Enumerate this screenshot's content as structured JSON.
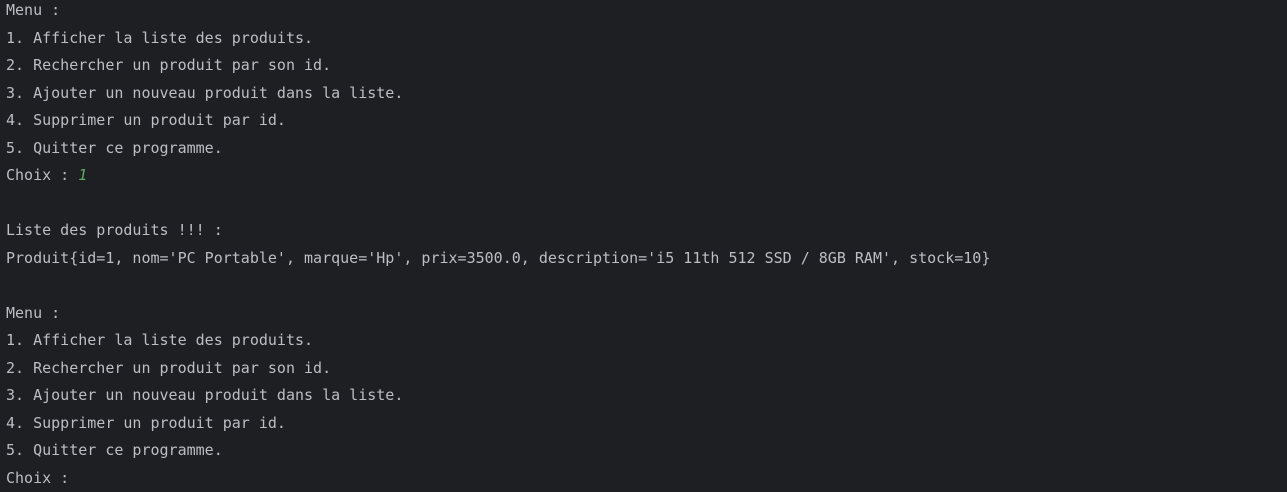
{
  "colors": {
    "background": "#1e1f22",
    "text": "#bcbec4",
    "user_input": "#5fa85f"
  },
  "console": {
    "block1": {
      "menu_header": "Menu :",
      "items": [
        "1. Afficher la liste des produits.",
        "2. Rechercher un produit par son id.",
        "3. Ajouter un nouveau produit dans la liste.",
        "4. Supprimer un produit par id.",
        "5. Quitter ce programme."
      ],
      "choice_prompt": "Choix : ",
      "choice_input": "1"
    },
    "list_header": "Liste des produits !!! :",
    "product_line": "Produit{id=1, nom='PC Portable', marque='Hp', prix=3500.0, description='i5 11th 512 SSD / 8GB RAM', stock=10}",
    "block2": {
      "menu_header": "Menu :",
      "items": [
        "1. Afficher la liste des produits.",
        "2. Rechercher un produit par son id.",
        "3. Ajouter un nouveau produit dans la liste.",
        "4. Supprimer un produit par id.",
        "5. Quitter ce programme."
      ],
      "choice_prompt": "Choix : "
    }
  }
}
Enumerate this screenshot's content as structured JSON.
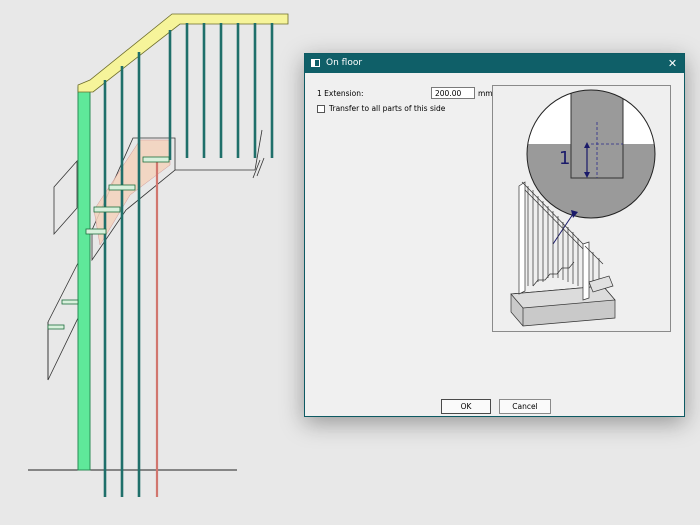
{
  "dialog": {
    "title": "On floor",
    "extension_label": "1 Extension:",
    "extension_value": "200.00",
    "extension_unit": "mm",
    "transfer_label": "Transfer to all parts of this side",
    "transfer_checked": false,
    "ok_label": "OK",
    "cancel_label": "Cancel",
    "close_glyph": "✕",
    "preview_callout": "1"
  },
  "icons": {
    "title": "window-icon",
    "close": "close-icon"
  },
  "colors": {
    "titlebar": "#0f5f68",
    "post_green": "#5fe89a",
    "handrail_yellow": "#f6f49a",
    "baluster_teal": "#1f6f6a",
    "red_baluster": "#d1766e"
  }
}
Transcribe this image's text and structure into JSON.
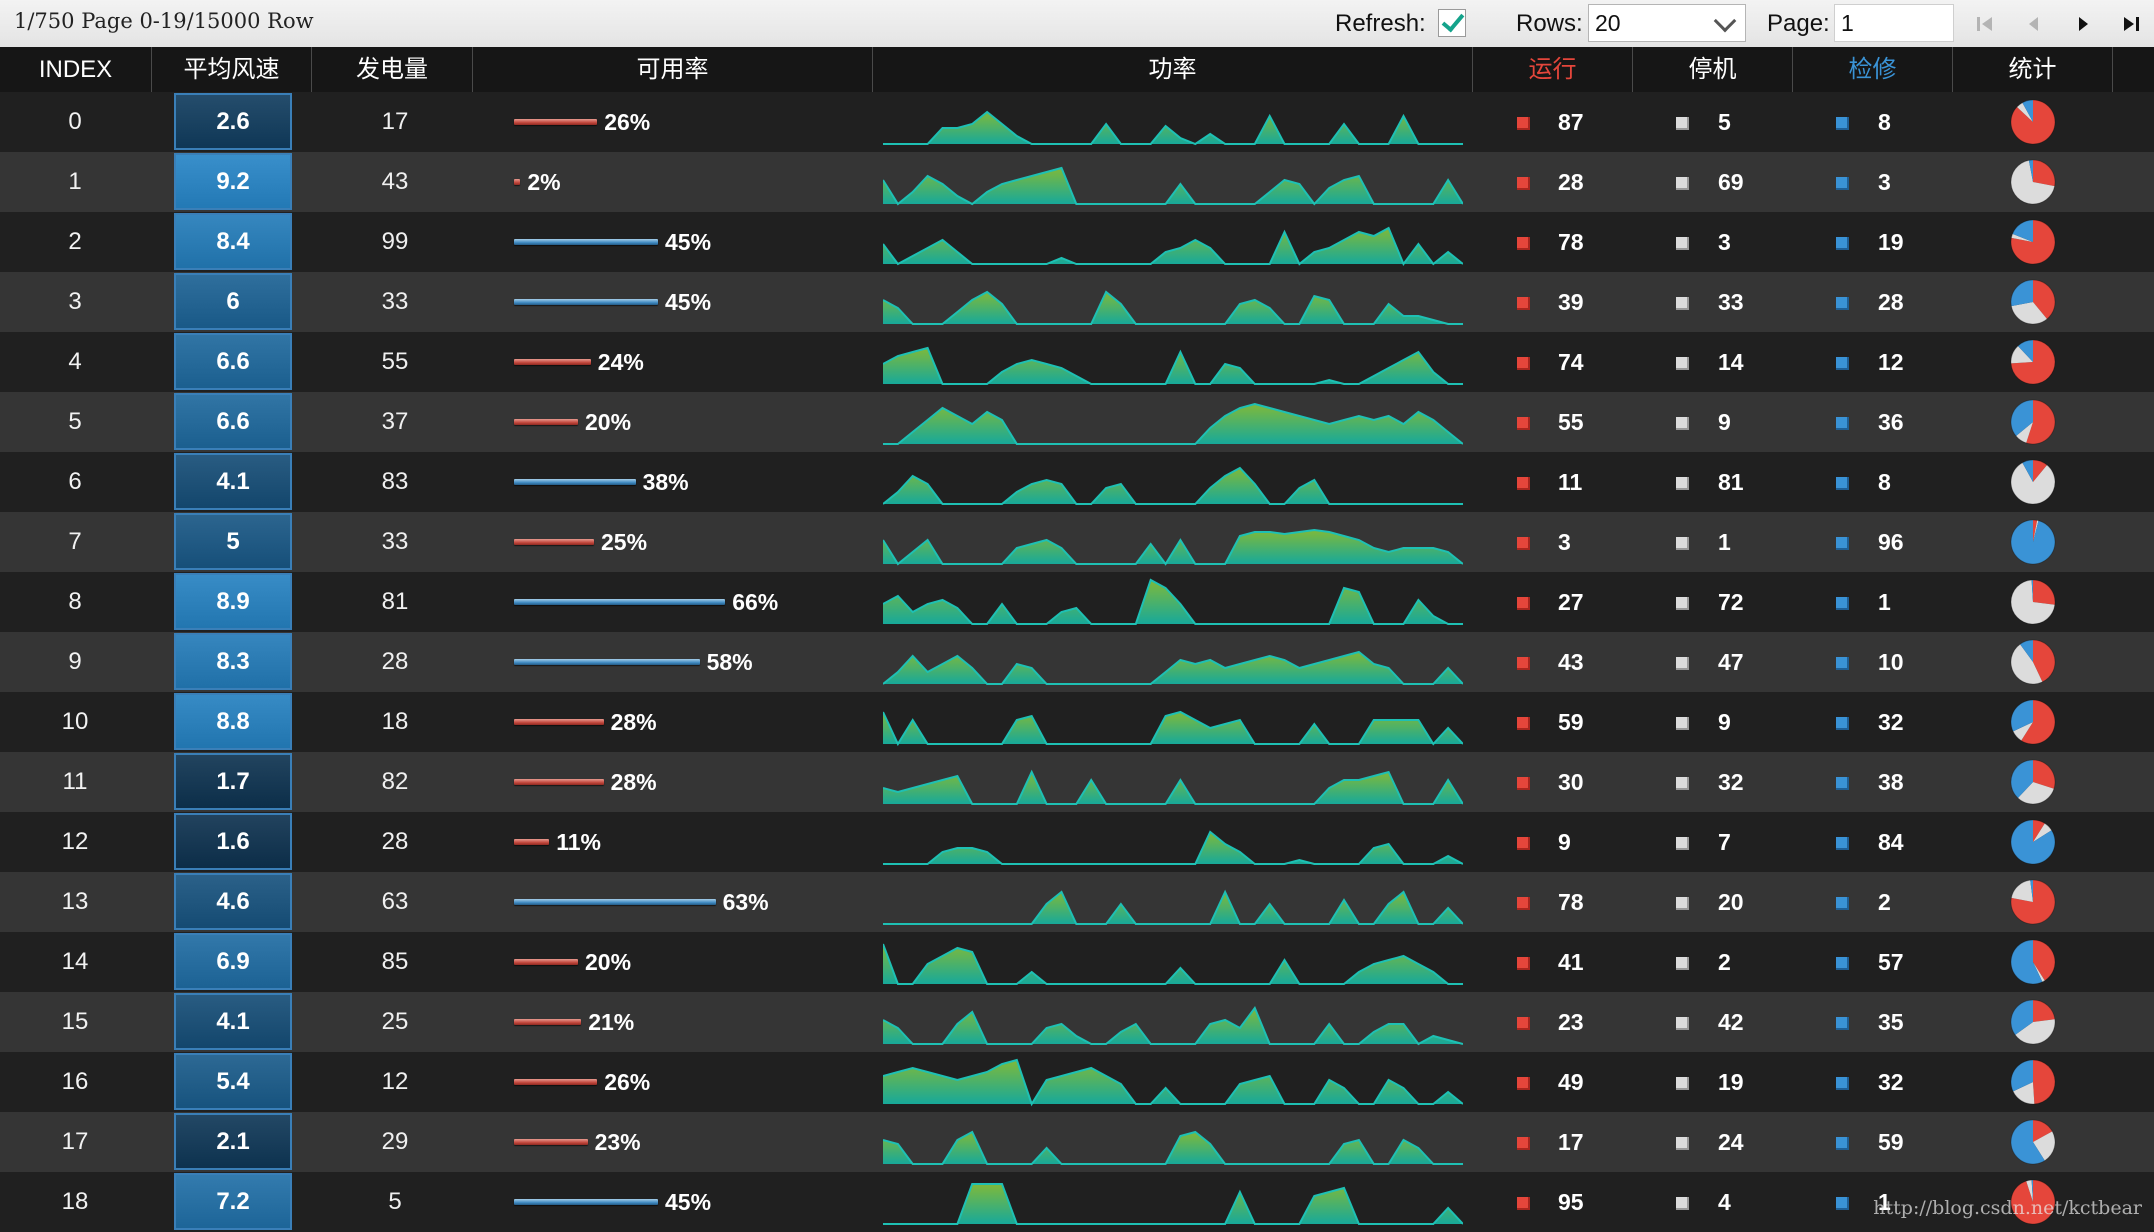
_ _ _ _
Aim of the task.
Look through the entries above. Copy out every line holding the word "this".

Exercise solution.
Enumerate this screenshot's content as structured JSON.
Enumerate this screenshot's content as structured JSON.
    "transfer_label": "Transfer to all parts of this side",
Transcribe this image's text and structure into JSON.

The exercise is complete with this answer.